*** Provided records Section Begins ***

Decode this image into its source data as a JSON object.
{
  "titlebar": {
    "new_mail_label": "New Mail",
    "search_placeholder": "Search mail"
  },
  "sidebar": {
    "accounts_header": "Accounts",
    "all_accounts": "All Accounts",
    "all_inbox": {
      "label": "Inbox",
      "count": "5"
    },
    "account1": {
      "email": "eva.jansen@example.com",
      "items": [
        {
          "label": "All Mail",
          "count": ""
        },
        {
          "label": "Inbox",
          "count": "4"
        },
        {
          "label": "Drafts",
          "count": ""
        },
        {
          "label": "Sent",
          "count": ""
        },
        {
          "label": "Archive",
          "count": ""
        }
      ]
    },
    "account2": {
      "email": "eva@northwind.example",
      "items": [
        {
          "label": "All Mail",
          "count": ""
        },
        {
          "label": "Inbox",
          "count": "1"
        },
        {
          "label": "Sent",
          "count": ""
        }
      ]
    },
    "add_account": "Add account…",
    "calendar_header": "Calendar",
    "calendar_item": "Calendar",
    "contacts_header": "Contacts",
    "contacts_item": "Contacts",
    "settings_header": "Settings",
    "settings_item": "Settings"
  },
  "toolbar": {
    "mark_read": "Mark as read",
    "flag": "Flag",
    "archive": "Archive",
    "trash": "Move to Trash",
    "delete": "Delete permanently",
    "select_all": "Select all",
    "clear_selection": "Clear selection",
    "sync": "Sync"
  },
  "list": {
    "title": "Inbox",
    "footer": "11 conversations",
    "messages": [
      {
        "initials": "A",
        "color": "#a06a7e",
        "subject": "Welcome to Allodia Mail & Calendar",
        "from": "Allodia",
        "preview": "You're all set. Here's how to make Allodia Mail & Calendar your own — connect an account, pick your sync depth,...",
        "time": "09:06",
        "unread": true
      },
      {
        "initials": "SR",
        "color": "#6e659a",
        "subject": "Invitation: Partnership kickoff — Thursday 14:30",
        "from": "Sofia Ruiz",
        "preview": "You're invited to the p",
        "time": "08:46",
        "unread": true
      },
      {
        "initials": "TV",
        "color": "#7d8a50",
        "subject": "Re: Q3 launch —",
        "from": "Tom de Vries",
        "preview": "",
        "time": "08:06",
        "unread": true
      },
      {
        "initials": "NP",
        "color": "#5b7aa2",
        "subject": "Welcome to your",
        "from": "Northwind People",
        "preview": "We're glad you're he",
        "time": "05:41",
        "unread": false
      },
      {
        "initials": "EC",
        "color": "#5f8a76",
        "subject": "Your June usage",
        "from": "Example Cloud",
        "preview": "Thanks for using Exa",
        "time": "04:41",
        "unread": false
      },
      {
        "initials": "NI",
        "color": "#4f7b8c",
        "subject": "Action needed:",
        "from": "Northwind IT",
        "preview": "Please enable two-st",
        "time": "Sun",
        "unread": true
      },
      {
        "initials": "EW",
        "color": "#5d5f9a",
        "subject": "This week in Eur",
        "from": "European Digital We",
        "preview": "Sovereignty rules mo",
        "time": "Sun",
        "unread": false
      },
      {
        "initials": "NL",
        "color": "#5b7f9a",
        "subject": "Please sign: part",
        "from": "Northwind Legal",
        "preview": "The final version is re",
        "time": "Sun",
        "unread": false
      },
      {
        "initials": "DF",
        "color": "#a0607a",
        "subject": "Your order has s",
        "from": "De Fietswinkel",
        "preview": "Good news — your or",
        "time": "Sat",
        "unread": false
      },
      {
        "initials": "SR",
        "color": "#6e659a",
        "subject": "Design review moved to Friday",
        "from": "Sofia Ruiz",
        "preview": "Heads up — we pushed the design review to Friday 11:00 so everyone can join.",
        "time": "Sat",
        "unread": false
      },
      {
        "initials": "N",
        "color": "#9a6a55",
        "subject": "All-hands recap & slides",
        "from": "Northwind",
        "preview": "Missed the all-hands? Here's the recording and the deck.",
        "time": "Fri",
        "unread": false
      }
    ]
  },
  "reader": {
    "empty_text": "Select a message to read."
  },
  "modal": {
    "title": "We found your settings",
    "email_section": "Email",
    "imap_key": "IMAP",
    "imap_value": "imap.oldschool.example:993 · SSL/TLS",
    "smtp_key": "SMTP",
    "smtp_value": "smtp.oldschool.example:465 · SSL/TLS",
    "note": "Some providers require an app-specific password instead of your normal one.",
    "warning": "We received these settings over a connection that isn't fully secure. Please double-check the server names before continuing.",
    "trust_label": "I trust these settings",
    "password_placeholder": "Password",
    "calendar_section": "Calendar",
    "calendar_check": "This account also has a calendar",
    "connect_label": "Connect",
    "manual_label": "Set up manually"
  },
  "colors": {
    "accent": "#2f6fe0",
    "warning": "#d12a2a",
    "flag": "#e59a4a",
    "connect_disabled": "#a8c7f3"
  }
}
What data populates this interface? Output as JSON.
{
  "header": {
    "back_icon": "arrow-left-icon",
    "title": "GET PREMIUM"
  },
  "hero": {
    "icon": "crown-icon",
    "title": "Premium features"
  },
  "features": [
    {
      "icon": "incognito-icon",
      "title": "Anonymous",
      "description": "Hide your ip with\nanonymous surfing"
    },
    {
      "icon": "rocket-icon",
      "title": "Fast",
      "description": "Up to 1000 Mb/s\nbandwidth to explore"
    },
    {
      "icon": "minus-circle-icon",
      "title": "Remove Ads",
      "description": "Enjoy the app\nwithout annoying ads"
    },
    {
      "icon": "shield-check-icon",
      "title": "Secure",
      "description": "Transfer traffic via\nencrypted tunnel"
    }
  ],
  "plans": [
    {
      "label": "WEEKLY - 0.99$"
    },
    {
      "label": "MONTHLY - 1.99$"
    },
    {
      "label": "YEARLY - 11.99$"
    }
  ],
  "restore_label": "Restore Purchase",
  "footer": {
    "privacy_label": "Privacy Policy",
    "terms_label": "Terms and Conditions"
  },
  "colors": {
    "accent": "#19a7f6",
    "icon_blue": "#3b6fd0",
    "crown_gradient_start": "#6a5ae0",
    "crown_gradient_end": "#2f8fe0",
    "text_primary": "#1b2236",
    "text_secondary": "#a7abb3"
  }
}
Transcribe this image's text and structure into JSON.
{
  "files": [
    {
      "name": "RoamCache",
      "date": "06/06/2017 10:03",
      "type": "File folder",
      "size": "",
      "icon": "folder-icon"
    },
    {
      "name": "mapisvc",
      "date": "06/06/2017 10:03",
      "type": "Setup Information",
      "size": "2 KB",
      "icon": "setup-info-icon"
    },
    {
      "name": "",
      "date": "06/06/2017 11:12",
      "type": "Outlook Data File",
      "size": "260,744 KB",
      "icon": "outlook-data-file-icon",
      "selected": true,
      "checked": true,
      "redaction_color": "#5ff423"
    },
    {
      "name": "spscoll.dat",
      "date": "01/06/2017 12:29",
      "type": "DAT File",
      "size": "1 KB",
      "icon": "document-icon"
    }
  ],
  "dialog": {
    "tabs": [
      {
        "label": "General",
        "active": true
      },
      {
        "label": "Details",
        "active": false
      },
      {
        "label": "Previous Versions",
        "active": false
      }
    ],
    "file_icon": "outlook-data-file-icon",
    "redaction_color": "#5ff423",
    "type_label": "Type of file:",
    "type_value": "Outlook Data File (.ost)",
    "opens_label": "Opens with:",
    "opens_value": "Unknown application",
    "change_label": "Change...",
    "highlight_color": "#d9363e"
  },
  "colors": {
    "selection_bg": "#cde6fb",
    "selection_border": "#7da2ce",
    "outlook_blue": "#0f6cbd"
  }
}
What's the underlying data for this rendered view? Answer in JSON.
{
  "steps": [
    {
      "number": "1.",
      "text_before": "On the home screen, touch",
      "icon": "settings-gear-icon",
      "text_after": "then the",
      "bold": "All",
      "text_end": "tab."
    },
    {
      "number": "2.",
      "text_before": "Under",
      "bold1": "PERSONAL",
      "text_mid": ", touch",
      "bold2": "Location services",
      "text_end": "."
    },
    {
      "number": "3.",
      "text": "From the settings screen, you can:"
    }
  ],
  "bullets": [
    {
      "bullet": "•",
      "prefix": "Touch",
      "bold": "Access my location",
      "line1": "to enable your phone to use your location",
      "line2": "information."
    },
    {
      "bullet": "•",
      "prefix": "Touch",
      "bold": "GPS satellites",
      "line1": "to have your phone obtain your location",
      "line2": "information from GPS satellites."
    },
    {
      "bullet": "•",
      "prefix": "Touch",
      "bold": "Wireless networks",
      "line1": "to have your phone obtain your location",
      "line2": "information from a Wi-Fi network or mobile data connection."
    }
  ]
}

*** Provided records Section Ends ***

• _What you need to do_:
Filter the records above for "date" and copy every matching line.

• _Response_:
      "date": "06/06/2017 10:03",
      "date": "06/06/2017 10:03",
      "date": "06/06/2017 11:12",
      "date": "01/06/2017 12:29",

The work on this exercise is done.